“It’s certainly an opportunity for Gov. Newsom to leave a lasting mark on a couple of very influential offices,” said Brian Brokaw, a Democratic strategist and Newsom adviser. But, he added, “you have a chance to make two friends and you have a chance to disappoint who you don’t ultimately select.”

The day Biden chose Sen. Kamala Harris as his running mate, the phones of Newsom and his allies began ringing with people who wanted her job, and the pressure has only ramped up since. Biden added more intrigue Monday when he tapped California Attorney General Xavier Becerra as his health secretary, giving Newsom the power to choose the head of the largest state department of justice.

Newsom will appoint successors through 2022, when both terms end. Secretary of State Alex Padilla, who would be California’s first Latino senator, is among the top contenders, potentially leaving Newsom the chance to choose the state’s next top elections official as well. Few California governors have held such concentrated power.

In filling each post, Newsom will likely look for someone who represents California’s diversity, shares his governing philosophy and can win reelection in 2022, the same year Newsom will be up for a new term.

The power comes at a critical time for Newsom. Two years into his first term, he’s faced numerous challenges, some of his own making. Nine months into the coronavirus pandemic, California’s 40 million residents are growing impatient with state restrictions, Republicans are challenging Newsom’s authority, and his decision to attend a birthday party at an upscale restaurant while urging Californians to stay home damaged his credibility.

Making high-profile political appointments could temporarily shift the focus and allow Newsom to be celebrated for a bold choice, depending on who he picks. It could also bring headaches.
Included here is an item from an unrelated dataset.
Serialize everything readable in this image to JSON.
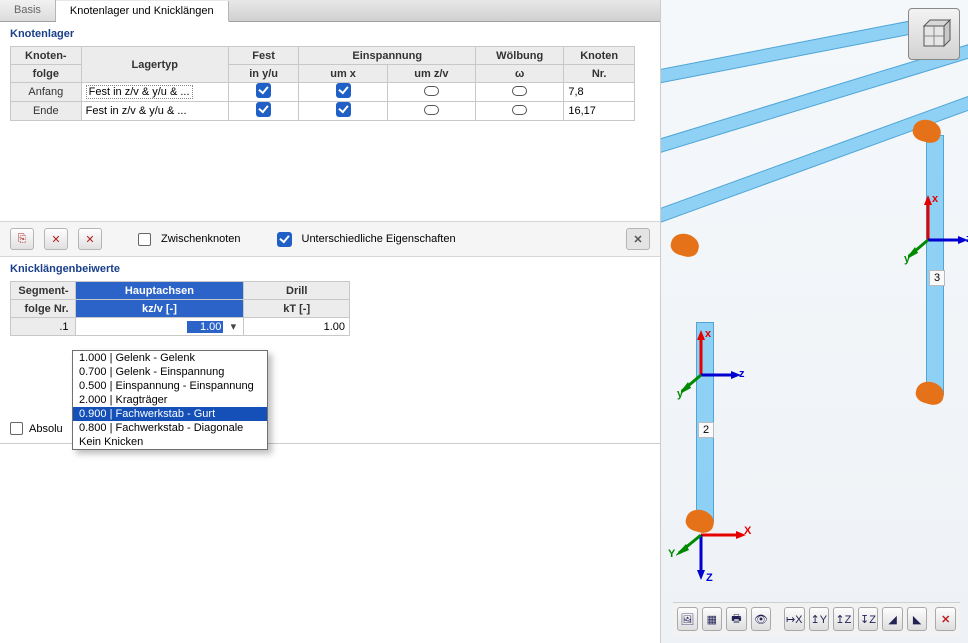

Jockeying among several ambitious California politicians and their allies is already underway, particularly among groups that want to see statewide officials who reflect the population’s diversity. The state is nearly 40% Latino, 15% Asian and 6% Black. The pressure campaign takes many forms: direct calls to the governor, chats with his political allies and advisers, and public campaigns. Some hopefuls have made their intentions known directly, while others have through their allies.

Mindy Romero, director of USC’s Center for Inclusive Democracy, sees it as an unenviable position.

“He knows that he is going to make a lot of people unhappy,” she said.

There has been immense pressure on how to fill Harris’ role in particular, as she is the only Black woman in the U.S. Senate. Newsom faces competing demands to appoint California’s first Latino senator or to replace Harris with a Black woman. Beyond Padilla, names under consideration for that job include U.S. Reps. Karen Bass and Barbara Lee, who are both Black, and Long Beach Mayor Robert Garcia, who is Peruvian.

The open attorney general seat now gives him “a few more chess pieces” to satisfy competing interests, Romero said.

Less than 24 hours after Biden tapped Becerra, names are already circulating to be his replacement. They include Assemblyman Rob Bonta, Sacramento Mayor Darrell Steinberg, U.S. Rep. Katie Porter, Contra Costa District Attorney Diana Becton and several others. State Assemblywoman Lorena Gonzalez is already running for secretary of state in 2022 and could be considered for that post should it open sooner.

State Assembly Speaker Anthony Rendon said he hopes Newsom’s appointments will represent the state’s “progressive political values.” Having multiple posts open at once “helps to make some difficult decisions a little bit easier” for Newsom, he said.

Newsom, for his part, has said little about how he’s approaching the selection and hasn’t laid out a timeline for making his choice. Harris has not yet said when she will step down from her Senate seat ahead of the Jan. 20 inauguration, nor has Becerra said when he’ll leave his post.

On Monday, he called Becerra’s nomination as health secretary a “game changer” for California that will bring the “fresh air of progress” on health reform.